I-14 would continue along U.S. 84 from Natchez to Laurel. I-14 would run concurrent north with I-59 and I-20 to the Alabama border


The Senate infrastructure bill, S 1931 - Surface Transportation Reauthorization Act of 2021, included the Kosciusko to Gulf Coast Corridor starts at Interstate Route 55 near Vaiden, Mississippi, running south and passing east of Jackson Metro Area, connecting to United States Route 49 north of Hattiesburg, Mississippi, and generally following United States Route 49 to Interstate 10 in Gulfport, Mississippi.   Along with I-14 created in the House infrasture bill, the Kosciusko to Gulf Coast Corridor will also be an Interstate corridor and will likely have the designation Interstate 61.   

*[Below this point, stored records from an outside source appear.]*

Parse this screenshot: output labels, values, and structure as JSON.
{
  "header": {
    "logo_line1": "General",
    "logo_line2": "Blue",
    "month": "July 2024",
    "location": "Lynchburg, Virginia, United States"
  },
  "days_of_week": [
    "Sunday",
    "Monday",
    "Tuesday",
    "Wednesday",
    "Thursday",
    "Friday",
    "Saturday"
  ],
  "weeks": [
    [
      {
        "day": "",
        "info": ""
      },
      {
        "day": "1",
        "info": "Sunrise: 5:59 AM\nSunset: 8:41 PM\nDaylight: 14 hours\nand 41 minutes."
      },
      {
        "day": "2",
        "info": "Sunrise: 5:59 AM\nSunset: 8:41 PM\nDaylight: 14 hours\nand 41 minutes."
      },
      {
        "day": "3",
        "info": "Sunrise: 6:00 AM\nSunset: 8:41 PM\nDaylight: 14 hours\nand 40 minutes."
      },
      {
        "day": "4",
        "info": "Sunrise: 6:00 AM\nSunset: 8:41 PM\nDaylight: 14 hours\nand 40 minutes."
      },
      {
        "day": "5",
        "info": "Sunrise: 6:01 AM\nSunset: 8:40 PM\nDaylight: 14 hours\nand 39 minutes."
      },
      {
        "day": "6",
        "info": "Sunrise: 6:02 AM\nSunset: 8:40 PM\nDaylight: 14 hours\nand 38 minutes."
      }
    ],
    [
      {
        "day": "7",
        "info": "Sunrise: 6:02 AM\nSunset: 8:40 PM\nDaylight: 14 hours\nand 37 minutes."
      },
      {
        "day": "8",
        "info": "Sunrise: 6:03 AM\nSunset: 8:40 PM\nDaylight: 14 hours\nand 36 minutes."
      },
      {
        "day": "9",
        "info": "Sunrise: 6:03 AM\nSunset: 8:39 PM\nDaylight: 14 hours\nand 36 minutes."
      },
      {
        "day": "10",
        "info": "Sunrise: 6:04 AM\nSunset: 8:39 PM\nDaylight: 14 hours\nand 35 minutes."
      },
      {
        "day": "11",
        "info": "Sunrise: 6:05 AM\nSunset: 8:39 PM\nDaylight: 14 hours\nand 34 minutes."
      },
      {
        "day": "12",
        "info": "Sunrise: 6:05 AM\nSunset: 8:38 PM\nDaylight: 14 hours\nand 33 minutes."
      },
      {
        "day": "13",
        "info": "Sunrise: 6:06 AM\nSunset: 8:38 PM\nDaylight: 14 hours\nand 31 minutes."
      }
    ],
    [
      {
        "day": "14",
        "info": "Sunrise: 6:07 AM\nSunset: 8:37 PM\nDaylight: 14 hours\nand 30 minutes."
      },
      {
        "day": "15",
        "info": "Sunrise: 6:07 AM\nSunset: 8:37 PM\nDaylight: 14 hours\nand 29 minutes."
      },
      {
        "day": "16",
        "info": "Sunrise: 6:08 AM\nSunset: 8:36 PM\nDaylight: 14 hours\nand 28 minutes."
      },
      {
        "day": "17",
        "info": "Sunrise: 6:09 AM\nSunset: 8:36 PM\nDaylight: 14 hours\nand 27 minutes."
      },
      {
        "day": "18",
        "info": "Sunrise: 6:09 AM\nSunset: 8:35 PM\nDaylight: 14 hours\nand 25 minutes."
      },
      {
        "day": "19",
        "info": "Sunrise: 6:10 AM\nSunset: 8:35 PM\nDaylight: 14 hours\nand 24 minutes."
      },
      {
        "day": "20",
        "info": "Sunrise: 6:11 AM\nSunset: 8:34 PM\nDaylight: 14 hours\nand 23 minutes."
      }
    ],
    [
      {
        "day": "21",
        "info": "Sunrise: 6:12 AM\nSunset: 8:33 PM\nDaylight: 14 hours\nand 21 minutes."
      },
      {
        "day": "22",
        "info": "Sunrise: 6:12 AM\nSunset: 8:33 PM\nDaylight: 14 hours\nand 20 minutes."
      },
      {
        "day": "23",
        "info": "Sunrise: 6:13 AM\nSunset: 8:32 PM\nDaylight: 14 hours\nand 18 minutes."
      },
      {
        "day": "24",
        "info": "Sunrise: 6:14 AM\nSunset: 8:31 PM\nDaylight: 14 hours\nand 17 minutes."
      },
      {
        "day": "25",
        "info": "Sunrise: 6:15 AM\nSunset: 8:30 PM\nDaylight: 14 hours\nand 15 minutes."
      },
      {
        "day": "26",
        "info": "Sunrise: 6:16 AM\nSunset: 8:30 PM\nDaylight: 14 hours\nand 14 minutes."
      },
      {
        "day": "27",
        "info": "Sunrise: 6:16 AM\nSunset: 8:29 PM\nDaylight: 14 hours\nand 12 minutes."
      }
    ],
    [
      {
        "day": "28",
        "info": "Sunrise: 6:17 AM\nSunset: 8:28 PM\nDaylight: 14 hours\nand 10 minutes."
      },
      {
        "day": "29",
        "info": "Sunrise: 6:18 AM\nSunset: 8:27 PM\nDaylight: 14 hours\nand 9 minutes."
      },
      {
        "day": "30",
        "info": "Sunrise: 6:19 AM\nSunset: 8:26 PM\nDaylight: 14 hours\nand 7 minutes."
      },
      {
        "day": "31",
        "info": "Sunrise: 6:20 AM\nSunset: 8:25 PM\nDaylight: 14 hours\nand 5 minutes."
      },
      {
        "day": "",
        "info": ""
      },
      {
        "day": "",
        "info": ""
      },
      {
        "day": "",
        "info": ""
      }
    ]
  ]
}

I-14 is the Middle Alabama Corridor in the INVEST Act bill of 2021. The select route is actually the I-85 extension proposed by ALDOT from the Montgomery Outer Loop to I-20. I-14 runs concurrent with I-85 then branches off, generally following U.S. 80 to Columbus Georgia





I-14 is the Georgia Corridor in the INVEST Act bill of 2021. I-14 follows U.S. 80 from Columbus Georgia, GA 96 and GA 49 to I-75. I-14 runs concurrent with I-75 to Macon Georgia, then GA 57 and GA 88, the Fall Line Expressway, to I-520 in Augustus.